|Ed Miliband makes his brilliantly delivered speech at the conference. ©Stefan Rousseau/PA Wire|
So what’s the verdict on Labour? The conference had its highs and lows, and some very interesting statements and omissions for the politically interested to obsess over. As a fiercely independent, politically aware, middle-class young person who voted for the Liberal Democrats last election, I rather enjoyed being courted by Ed Miliband in his big ‘One Nation’ speech. Even the Telegraph had to admit, the speech was flawlessly delivered. Quentin Letts of the Daily Mail said Ed looked constipated in the way he walked around the stage. Others made flattering, but not especially welcome, comparisons to Tony Blair at his best.
If nothing else, Mr Miliband should get a big bounce in his personal polls, which hitherto have had him eating David Cameron’s dust, despite the crashing popularity of the PM’s party.

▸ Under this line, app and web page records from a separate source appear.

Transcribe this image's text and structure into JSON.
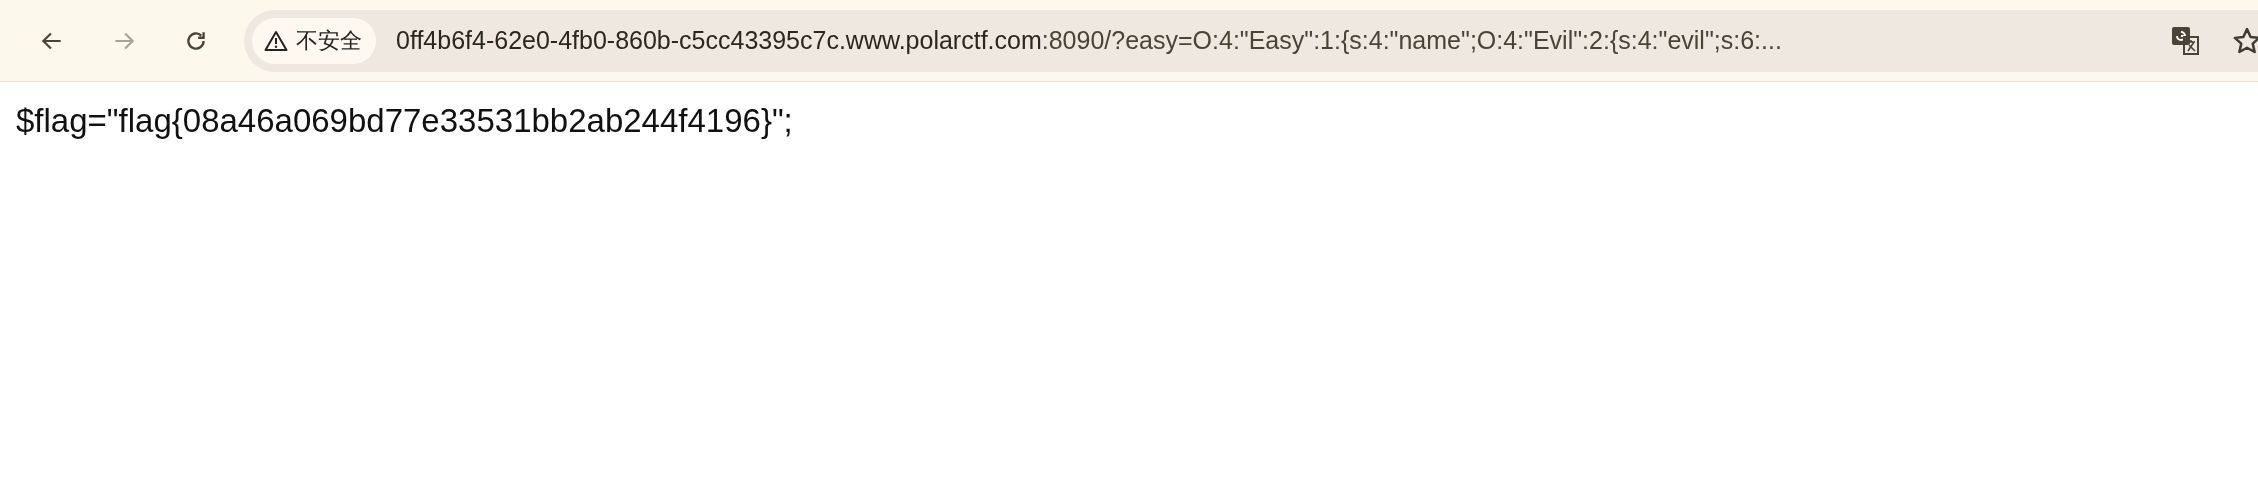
{
  "toolbar": {
    "back": {
      "disabled": false
    },
    "forward": {
      "disabled": true
    }
  },
  "address_bar": {
    "security_label": "不安全",
    "url_host": "0ff4b6f4-62e0-4fb0-860b-c5cc43395c7c.www.polarctf.com",
    "url_rest": ":8090/?easy=O:4:\"Easy\":1:{s:4:\"name\";O:4:\"Evil\":2:{s:4:\"evil\";s:6:..."
  },
  "page": {
    "text": "$flag=\"flag{08a46a069bd77e33531bb2ab244f4196}\";"
  }
}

Some may say he even looked Prime Ministerial. Certainly, Labour can begin to build some momentum from this, and why bother with policy specifics when the current government is so unpopular?
‘One Nation’ – the theme of Mr Miliband’s speech, seems a very blurry concept. Amongst all the opaque-ness there were a few specifics. There was the usual ‘we’ll put the ‘N’ back in NHS’ from Liam Byrne and ‘we won’t cut the police’ from Yvette Cooper, but there was also some genuinely new stuff too: Top of the list was undoubtedly Mr Miliband’s unveiling of the ‘Forgotten 50%’ policy – to plough money into vocational qualifications and private and public apprenticeship schemes. Not only is this badly needed, but it signals a break from New Labour’s focus on getting 50% of young people into university. Another was Mr Ball’s very good suggestion to spend the 4G windfall on new homes. The Coalition will be kicking themselves that they didn’t think of that first.
Both are also indicative of the finely balanced message of the conference. On the one hand, the party could not be too specific about what it would do in 2015, since no one knows what the state of the economy will be then. Yet neither could it ignore policy ideas entirely. ‘What we would do now if we were in government’ was therefore the middle ground. A nice bit of political manoeuvring if I do say so.
Yet when the conference finished, I was still left feeling a little unsatisfied - policy is still too thin on detail to come across credibly. ‘We’re conducting a policy review’ has become the stock detail-avoidance answer of Labour ministers recently, and this has to be improved. On the penultimate day of the conference, the story broke that the Virgin vs FirstGroup rail franchise process had been torn up, and three civil servants suspended for supplying ministers with bad sums. Maria Eagle, Shadow Transport Secretary led the inevitable vanguard against her opposite number Patrick McLoughlin, who has redder roots than most in the Labour party. ‘Shambles’, ‘humiliation’ and ‘incompetence’ were words bounded about, but when the equally inevitable question came back, ‘we’re conducting a policy review’ was the go-to answer. Ms Eagle added that she always checked over the sums of the civil servants who worked for her.
|© Dave Thompson/PA Wire|
Moreover, you can’t help but take ‘One Nationism’, that warm and fuzzy concept, with a pinch of salt when Unite union chief Len McLuskey begins and ends his speeches with ‘comrades’. The irony is almost cringe-worthy when a union leader refers to a Liberal-Conservative coalition as ‘ideologues’. Ed Balls was brave to stand up in front of the unions and say that he would not repeal the 1% wage increase cap. This will add to Labour’s economic credibility, but most other Labour ministers were all too eager to soak up the easy applause with a ‘no to cuts’ agenda.
Much of what was said was empty politicking. The beauty of being in opposition is that you don’t really have to be too detailed in what you say. But for all Labour’s criticism of Coalition indecisiveness and U-turns, it would have been refreshing for them to cut the crap and lay down a bit more of a blueprint.
As Martin Ivens has argued, it is perhaps in labour’s interest to remain a bit vague. With the current crisis and the Coalition’s lack of popularity, Labour could get in just on that. But across the Atlantic another (if entirely opposing) party is learning the lesson that an opponent’s economic record may not be quite enough to get you elected; especially when the opponent’s leader is more popular than yours.
Labour showed that they have some good ideas for getting the country moving again; it would just be nice to see more of them.